Collected data entries
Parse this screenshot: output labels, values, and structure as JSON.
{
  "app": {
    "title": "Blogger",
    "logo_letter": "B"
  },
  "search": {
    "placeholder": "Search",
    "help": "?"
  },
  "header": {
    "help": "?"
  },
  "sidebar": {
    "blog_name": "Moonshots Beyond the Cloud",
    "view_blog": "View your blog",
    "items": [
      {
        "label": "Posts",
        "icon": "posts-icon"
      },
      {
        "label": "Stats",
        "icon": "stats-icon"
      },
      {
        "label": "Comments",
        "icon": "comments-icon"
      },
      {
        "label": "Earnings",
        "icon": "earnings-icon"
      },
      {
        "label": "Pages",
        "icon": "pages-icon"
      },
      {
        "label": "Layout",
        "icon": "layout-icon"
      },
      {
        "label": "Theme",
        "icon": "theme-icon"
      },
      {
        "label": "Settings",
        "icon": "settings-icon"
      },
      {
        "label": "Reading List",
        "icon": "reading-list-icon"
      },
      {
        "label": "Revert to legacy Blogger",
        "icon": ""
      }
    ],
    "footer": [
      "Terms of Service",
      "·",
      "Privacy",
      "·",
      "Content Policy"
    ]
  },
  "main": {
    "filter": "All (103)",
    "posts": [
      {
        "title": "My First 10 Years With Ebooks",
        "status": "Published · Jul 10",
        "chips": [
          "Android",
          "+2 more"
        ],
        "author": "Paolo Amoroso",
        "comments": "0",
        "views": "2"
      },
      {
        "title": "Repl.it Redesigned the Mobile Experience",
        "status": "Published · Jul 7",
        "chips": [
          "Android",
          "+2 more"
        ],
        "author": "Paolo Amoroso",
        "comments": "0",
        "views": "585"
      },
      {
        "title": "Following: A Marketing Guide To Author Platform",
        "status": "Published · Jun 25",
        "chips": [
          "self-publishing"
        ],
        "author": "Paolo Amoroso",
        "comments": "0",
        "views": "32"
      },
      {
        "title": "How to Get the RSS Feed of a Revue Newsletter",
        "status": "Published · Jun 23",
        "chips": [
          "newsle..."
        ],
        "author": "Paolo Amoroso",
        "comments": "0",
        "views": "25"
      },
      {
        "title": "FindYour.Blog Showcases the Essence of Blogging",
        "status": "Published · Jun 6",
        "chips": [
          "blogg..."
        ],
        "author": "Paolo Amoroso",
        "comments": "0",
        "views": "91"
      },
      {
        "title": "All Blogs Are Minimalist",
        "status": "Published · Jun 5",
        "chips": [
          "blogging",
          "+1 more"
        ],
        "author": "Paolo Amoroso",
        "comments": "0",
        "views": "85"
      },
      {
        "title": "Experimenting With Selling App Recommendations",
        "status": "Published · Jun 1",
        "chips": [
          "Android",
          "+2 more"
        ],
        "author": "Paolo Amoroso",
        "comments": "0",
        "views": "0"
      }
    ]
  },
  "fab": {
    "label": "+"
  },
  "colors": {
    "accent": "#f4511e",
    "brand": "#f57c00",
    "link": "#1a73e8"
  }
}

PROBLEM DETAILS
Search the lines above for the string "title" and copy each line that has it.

EXERCISE OUTPUT
    "title": "Blogger",
        "title": "My First 10 Years With Ebooks",
        "title": "Repl.it Redesigned the Mobile Experience",
        "title": "Following: A Marketing Guide To Author Platform",
        "title": "How to Get the RSS Feed of a Revue Newsletter",
        "title": "FindYour.Blog Showcases the Essence of Blogging",
        "title": "All Blogs Are Minimalist",
        "title": "Experimenting With Selling App Recommendations",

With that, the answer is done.